That was the time of their being women together. Home permanents were tried on Juliet’s stubborn fine hair, dressmaking sessions produced the outfits like nobody else’s, suppers were peanut-butter-tomato-and-mayonnaise sandwiches on the evenings Sam stayed late for a school meeting. Stories were told and retold about Sara’s boyfriends and girlfriends, the jokes they played and the fun they had, in the days when Sara was a schoolteacher too, before her  heart got too bad. Stories from the time before that, when she lay in bed with rheumatic fever and had the imaginary friends Rollo and Maxine who solved mysteries, even murders, like the characters in certain children’s books. Glimpses of Sam’s besotted courtship, disasters with the borrowed car, the time he showed up at Sara’s door disguised as a tramp. (Alice Munro, “Soon,” in Runaway)
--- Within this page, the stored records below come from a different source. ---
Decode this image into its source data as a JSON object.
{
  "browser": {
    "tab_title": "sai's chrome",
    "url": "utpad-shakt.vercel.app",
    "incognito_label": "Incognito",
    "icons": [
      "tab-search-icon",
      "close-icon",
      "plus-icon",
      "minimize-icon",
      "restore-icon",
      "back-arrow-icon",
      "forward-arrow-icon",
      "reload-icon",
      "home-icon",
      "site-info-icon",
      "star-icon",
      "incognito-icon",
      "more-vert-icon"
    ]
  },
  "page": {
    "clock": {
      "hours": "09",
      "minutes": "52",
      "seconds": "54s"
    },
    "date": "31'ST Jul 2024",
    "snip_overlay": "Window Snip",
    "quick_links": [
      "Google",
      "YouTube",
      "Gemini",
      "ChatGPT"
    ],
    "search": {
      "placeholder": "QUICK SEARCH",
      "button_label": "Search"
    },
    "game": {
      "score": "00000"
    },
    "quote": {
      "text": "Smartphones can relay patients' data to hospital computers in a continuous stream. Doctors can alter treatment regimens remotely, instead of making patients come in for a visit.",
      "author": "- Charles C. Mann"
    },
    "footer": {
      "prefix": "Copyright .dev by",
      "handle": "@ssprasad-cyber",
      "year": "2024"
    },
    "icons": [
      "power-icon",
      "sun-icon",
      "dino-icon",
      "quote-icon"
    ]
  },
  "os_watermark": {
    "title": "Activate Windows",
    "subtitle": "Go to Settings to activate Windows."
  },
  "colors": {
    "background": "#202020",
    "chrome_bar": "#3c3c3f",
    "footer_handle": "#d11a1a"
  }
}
  1. Juliet and Sara were close friends.
  2. Juliet has fine hair.
  3. They tried to permanent it.
  4. They ate awful food when one of them didn’t have to cook for a man.
  5. They related stories from their lives.
  6. Sara was once a schoolteacher.
  7. Sara had a bad heart.
  8. Sara’s heart trouble stemmed from rheumatic fever.
  9. Sara’s rheumatic fever probably occurred when she was a child.
  10. Sam drinks, or possibly he’s just clumsy
  11. Sam got into some sort of trouble with a borrowed car.
  12. Sam has done some odd things.

Twelve facts in five sentences. Not bad!

It’s the details that allow the reader to visualize, understand, and absorb your message. So facts, whether they come from research or observation (and the imagined facts of the fiction writer or poet are based on observation and experience) are indispensable. Writing is a process of reporting research.

Every writer needs facts. Lots of facts.

Get them. Don’t neglect them!